How do I choose a career? Did I pick the right Major? Is my program the one best suited for what I want to do? Does what I wanted two years ago align with what I want now? What if I’ve changed my mind?
At some point in your university career you may question the choices you have made…and that is ok! Just because you question a choice does not mean you made the wrong choice.
One way to start exploration is to evaluate what is important to you. What do you enjoy doing? What is your personal style? You can use this information to guide you in making decisions about your career path.
Career Counselling offers two self-exploration instruments that can help you better understand your likes and preferences: the Myers Briggs Personality Indicator (MBTI) and The Strong Interest Inventory.

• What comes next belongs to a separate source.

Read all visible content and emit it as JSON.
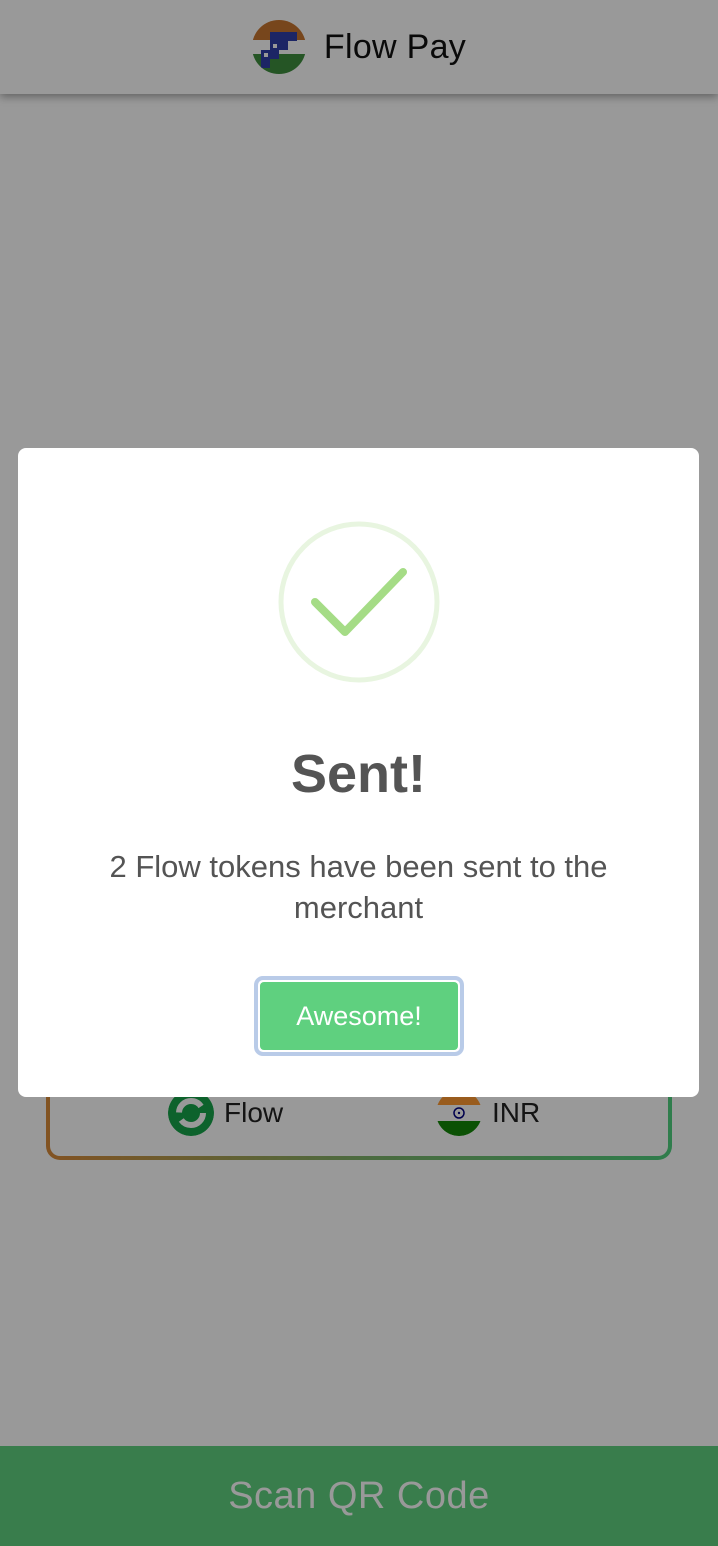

Accessing the MBTI and Strong will require you to visit the Counselling Centre in order to pay the fee and request which instrument(s) you would like to complete.
The Strong Interest Inventory is a self-reporting instrument that measures interests. It was designed by E.K Strong Jr. to help individuals clearly see where their interests lie. It’s helpful to know this when making choices about our career path. For example, it would be unrealistic to think that all our interests will be represented in one career. Some interests will appear in our lives through our hobbies. Knowing what we strongly prefer will help to determine what we want in our daily job and what could be better represented in a hobby. The Strong does not measure skill, as skills can always be developed.

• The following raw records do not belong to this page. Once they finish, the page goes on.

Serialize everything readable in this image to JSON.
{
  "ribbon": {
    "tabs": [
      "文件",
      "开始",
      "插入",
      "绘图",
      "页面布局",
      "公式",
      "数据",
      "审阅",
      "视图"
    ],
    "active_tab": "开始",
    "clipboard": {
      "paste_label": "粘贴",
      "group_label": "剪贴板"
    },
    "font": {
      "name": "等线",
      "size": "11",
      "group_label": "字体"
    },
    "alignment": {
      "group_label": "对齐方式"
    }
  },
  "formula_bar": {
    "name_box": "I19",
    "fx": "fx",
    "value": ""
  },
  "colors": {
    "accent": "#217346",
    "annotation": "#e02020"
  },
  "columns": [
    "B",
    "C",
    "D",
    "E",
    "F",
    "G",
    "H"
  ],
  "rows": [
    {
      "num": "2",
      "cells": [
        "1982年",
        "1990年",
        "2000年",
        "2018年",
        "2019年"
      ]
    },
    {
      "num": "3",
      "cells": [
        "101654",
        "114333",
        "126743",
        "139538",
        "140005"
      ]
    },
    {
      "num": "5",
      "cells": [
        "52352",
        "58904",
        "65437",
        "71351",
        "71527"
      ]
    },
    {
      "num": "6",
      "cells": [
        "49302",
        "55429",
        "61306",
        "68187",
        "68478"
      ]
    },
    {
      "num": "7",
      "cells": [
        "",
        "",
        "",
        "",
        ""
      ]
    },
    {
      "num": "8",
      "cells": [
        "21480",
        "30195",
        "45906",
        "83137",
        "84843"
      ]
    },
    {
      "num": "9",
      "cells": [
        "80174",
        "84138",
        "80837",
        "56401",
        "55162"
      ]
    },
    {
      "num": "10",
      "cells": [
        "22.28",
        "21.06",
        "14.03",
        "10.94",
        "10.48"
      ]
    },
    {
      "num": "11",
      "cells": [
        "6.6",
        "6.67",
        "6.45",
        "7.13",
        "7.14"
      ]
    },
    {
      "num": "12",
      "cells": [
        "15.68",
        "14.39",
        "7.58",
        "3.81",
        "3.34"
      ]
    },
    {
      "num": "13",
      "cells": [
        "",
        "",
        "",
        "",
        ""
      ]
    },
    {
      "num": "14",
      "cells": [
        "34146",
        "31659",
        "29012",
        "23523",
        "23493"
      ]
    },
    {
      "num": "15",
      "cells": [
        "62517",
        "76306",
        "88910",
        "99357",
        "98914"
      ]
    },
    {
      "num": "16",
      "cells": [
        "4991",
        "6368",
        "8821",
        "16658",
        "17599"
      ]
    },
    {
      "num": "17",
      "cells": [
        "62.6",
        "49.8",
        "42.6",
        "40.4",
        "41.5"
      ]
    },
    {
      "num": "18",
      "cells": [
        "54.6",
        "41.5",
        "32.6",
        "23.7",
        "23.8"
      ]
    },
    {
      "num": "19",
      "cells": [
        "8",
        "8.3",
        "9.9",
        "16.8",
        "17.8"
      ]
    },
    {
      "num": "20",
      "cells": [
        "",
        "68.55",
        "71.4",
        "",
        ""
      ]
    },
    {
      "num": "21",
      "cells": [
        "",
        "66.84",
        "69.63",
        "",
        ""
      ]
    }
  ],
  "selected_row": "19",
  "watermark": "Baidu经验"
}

The Myers Briggs Personality Indicator (MBTI) is based on Carl Jung’s theory of psychological types. It indicates your preferences toward whether you focus on the outside world or inside world (introvert or extrovert), whether you take in information with facts or thought (sensing or perceiving), whether you make decisions by thinking or feeling, and whether you deal with the outside world by judging or perceiving. The MBTI does not measure trait, ability, or character. The goal of understanding preferences is to understand yourself and others in a different way.